The menswear ready-to-stitch market in India is expected to grow to INR 52,000 Crores by 2020. Although, the share of ready-to-stitch in men’s wear market is decreasing because more and more customers of local tailors who largely exist in small towns and villages are shifting towards readymade clothing. But there is high growth potential for premium and luxury brands offering custom fit clothing as this gives Indian men personalized clothes with perfect fit combined with a new experience, freshness, and exclusivity which contribute positively to sales and consumer acceptance of brands.
Trend 5: Integration of Fashion and Technology
The increasing access to digital devices and internet is enabling masses to have online shopping experience irrespective of whether they are living in urban or rural areas. The online shopping experience today gives rich, immersive and personalized shopping experience to a customer and this is a major reason which is driving growth.
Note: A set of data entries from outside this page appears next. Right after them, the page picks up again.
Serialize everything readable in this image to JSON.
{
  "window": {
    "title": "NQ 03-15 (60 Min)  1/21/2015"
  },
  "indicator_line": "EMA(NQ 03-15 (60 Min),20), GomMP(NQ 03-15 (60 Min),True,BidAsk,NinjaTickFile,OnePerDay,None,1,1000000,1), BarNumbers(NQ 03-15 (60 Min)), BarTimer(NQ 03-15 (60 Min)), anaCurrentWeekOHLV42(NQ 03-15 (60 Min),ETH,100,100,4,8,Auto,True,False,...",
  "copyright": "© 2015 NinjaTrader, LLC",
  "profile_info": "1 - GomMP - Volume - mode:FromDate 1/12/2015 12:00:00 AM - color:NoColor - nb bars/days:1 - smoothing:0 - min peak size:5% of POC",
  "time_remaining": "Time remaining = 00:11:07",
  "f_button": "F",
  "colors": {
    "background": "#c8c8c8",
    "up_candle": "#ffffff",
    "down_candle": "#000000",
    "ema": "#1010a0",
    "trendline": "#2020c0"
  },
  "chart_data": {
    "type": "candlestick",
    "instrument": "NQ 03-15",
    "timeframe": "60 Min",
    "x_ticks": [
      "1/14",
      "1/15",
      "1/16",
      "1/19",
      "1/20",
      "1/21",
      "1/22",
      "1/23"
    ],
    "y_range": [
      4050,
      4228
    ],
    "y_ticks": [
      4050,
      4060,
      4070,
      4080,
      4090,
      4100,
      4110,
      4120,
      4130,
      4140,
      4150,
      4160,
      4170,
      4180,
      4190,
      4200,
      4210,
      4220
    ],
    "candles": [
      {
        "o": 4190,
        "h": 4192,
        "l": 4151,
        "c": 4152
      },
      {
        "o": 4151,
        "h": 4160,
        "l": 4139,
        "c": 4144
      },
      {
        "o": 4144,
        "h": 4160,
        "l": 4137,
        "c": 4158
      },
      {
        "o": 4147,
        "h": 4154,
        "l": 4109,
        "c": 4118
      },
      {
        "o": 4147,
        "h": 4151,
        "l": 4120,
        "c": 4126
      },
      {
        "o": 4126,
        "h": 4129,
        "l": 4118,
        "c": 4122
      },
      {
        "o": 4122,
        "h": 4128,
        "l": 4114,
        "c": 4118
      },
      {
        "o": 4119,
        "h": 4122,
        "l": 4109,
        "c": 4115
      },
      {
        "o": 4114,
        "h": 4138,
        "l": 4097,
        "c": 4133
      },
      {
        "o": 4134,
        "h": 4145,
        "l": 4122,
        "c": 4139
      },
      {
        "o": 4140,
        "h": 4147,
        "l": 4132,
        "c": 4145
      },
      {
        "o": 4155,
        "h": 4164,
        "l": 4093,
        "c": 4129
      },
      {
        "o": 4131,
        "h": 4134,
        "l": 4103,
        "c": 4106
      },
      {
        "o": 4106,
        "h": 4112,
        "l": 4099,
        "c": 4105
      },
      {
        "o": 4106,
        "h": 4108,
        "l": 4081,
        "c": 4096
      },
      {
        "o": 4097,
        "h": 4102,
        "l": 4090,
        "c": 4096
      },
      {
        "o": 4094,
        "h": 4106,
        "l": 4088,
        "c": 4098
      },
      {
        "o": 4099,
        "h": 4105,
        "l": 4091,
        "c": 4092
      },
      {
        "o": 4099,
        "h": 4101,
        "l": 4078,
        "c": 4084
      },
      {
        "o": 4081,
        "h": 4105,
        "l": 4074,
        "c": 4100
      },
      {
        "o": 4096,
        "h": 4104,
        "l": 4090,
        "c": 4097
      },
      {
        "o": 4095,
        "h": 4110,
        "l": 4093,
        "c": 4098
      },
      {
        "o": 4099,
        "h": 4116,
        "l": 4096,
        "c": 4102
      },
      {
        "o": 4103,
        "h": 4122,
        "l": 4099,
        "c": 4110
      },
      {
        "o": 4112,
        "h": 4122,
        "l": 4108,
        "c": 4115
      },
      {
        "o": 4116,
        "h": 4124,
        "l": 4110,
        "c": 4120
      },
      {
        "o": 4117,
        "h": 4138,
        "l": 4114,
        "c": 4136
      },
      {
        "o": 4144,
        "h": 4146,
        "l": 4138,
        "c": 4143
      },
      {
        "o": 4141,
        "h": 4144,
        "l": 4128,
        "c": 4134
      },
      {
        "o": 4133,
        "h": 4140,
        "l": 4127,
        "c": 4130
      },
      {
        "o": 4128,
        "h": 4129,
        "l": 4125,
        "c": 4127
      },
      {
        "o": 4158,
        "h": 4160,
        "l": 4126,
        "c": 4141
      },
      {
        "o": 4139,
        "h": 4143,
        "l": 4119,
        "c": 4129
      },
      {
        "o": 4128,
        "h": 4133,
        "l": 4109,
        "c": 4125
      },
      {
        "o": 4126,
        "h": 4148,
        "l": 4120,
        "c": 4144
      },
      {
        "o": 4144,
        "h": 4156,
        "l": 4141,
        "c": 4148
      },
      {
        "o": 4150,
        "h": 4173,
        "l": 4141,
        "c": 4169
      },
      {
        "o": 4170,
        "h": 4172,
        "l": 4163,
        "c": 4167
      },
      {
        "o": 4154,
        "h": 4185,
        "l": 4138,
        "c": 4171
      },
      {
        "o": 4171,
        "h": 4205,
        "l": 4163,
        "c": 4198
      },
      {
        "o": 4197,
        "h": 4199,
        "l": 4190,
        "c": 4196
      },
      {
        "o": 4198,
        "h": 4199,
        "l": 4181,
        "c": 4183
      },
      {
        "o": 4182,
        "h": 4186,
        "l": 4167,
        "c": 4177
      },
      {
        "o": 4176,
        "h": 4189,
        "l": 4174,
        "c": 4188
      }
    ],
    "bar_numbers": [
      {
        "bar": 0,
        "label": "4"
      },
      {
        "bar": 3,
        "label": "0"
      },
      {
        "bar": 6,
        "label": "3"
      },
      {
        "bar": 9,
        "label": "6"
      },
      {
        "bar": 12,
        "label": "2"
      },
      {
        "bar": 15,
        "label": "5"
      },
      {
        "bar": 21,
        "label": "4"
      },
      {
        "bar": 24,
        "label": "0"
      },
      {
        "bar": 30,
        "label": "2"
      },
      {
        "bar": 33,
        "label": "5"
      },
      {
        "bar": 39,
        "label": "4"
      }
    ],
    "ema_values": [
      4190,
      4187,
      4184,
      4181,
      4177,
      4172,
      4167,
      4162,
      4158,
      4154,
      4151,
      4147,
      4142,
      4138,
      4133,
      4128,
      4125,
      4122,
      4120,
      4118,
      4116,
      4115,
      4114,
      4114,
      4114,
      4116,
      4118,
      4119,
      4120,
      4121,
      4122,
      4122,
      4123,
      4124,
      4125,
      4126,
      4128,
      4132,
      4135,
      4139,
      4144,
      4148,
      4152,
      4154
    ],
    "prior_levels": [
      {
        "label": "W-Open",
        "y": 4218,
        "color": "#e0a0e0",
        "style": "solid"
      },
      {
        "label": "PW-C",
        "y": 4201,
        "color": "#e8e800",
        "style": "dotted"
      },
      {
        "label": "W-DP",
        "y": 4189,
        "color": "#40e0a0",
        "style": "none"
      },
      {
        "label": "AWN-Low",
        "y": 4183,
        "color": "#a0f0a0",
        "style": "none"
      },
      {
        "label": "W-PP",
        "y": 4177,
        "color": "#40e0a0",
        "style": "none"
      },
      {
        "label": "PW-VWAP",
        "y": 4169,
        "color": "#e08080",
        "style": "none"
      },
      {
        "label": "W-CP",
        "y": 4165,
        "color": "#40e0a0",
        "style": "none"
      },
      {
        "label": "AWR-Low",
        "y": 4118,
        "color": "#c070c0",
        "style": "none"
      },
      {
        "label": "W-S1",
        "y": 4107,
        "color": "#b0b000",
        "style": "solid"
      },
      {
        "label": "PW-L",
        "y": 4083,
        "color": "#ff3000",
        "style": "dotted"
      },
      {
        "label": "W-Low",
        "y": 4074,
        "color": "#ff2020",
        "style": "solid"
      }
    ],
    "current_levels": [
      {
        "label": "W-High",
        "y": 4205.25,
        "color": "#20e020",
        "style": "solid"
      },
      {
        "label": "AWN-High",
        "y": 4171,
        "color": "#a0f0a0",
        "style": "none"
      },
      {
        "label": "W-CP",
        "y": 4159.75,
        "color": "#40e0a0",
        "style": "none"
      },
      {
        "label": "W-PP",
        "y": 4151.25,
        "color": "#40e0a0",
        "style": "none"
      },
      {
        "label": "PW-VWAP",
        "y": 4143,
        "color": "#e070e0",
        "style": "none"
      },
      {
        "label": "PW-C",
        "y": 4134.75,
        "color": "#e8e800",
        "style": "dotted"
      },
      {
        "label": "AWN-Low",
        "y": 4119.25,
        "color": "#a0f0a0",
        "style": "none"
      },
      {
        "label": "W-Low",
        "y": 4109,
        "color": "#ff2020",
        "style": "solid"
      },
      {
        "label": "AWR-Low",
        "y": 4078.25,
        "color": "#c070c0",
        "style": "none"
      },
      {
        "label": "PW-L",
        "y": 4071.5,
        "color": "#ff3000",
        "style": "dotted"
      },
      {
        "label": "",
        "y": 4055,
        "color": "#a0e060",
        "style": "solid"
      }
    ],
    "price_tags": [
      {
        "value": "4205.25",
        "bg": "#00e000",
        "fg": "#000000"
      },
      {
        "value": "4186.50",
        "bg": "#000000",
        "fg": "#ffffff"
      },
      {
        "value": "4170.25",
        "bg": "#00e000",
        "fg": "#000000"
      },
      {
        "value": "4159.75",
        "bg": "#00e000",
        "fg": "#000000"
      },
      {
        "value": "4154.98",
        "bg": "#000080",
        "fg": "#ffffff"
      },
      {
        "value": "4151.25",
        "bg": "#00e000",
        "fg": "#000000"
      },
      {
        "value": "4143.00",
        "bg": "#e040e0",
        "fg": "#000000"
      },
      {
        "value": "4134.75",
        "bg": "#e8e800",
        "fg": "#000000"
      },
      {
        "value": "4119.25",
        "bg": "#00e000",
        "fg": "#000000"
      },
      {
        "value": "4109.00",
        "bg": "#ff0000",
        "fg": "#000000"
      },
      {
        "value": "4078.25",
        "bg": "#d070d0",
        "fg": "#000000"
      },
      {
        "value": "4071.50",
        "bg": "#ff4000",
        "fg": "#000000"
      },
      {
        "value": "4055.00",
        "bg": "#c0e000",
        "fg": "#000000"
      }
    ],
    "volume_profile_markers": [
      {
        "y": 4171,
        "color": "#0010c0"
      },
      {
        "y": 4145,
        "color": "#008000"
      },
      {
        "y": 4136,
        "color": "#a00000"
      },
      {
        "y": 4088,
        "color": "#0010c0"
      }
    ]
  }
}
While the online apparel sales are growing, the opportunity to build digitally driven fashion brands is also emerging. The success of digitally driven fashion brands will be driven by vast young population with access to technology and desire to be fashionable. These brands will have to master the “content” as it is the only thing that runs the internet.
These brands will utilize the power of curated content to build their brand identity. They will present new fashion ideas and inspirations to people and effectively leverage proliferating social media as a marketing and distribution channel. Through collaboration with existing e-commerce websites, a digitally driven fashion brand will be able to access large customer base at very low costs.
Moreover, the interaction of customers with a database of brand’s product range will reveal which products have the highest potential of selling. This customer interaction data will be used to address all the inventory related issues. Therefore, profitable business strategies developed through the smart use of data mining techniques and sharp strategic analysis of data gathered through these techniques will effectively fuel the success of digitally driven fashion brands. This success can be further utilized for sales channel integration as well as expansion.
- Baqar Naqvi, Business Director Wazir Advisors, Baqar at wazir.in
- Willson Anand, Associate Consultant Wazir Advisors, Wilson at wazir.in
Wazir Advisors : Wazir is an Indian management consulting firm focused on providing strategy, alliance, implementation and skill development services in the sectors of Textile, Apparel, Retail and Consumer Products.